* [WORK REQUIRED]:
Look for the word "rest" in the entries and copy every line where it shows up.

[Items from an interface collection]
◆ ◆ ◆

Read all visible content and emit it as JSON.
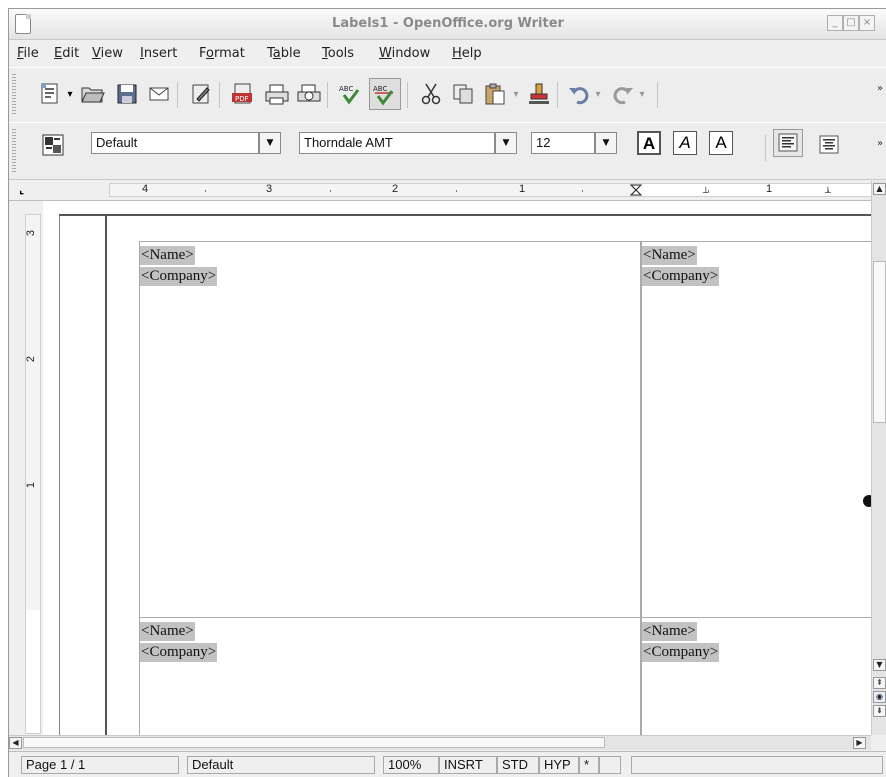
{
  "window": {
    "title": "Labels1 - OpenOffice.org Writer"
  },
  "menu": [
    {
      "label": "File",
      "accel": "F",
      "rest": "ile"
    },
    {
      "label": "Edit",
      "accel": "E",
      "rest": "dit"
    },
    {
      "label": "View",
      "accel": "V",
      "rest": "iew"
    },
    {
      "label": "Insert",
      "accel": "I",
      "rest": "nsert"
    },
    {
      "label": "Format",
      "pre": "F",
      "accel": "o",
      "rest": "rmat"
    },
    {
      "label": "Table",
      "pre": "T",
      "accel": "a",
      "rest": "ble"
    },
    {
      "label": "Tools",
      "accel": "T",
      "rest": "ools"
    },
    {
      "label": "Window",
      "accel": "W",
      "rest": "indow"
    },
    {
      "label": "Help",
      "accel": "H",
      "rest": "elp"
    }
  ],
  "standard_toolbar": {
    "icons": [
      "new-document-icon",
      "open-folder-icon",
      "save-icon",
      "email-icon",
      "edit-file-icon",
      "export-pdf-icon",
      "print-icon",
      "print-preview-icon",
      "spellcheck-icon",
      "autospellcheck-icon",
      "cut-icon",
      "copy-icon",
      "paste-icon",
      "clone-formatting-icon",
      "undo-icon",
      "redo-icon"
    ],
    "more": "»"
  },
  "formatting_toolbar": {
    "style": "Default",
    "font": "Thorndale AMT",
    "size": "12",
    "bold_label": "A",
    "italic_label": "A",
    "underline_label": "A",
    "more": "»"
  },
  "ruler": {
    "h_numbers": [
      "4",
      "3",
      "2",
      "1",
      "1"
    ],
    "v_numbers": [
      "3",
      "2",
      "1"
    ]
  },
  "labels": [
    {
      "name": "<Name>",
      "company": "<Company>"
    },
    {
      "name": "<Name>",
      "company": "<Company>"
    },
    {
      "name": "<Name>",
      "company": "<Company>"
    },
    {
      "name": "<Name>",
      "company": "<Company>"
    }
  ],
  "statusbar": {
    "page": "Page 1 / 1",
    "style": "Default",
    "zoom": "100%",
    "insert_mode": "INSRT",
    "selection_mode": "STD",
    "hyphenation": "HYP",
    "modified": "*"
  }
}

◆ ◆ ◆

* [ANSWER SECTION]:
      "rest": "ile"
      "rest": "dit"
      "rest": "iew"
      "rest": "nsert"
      "rest": "rmat"
      "rest": "ble"
      "rest": "ools"
      "rest": "indow"
      "rest": "elp"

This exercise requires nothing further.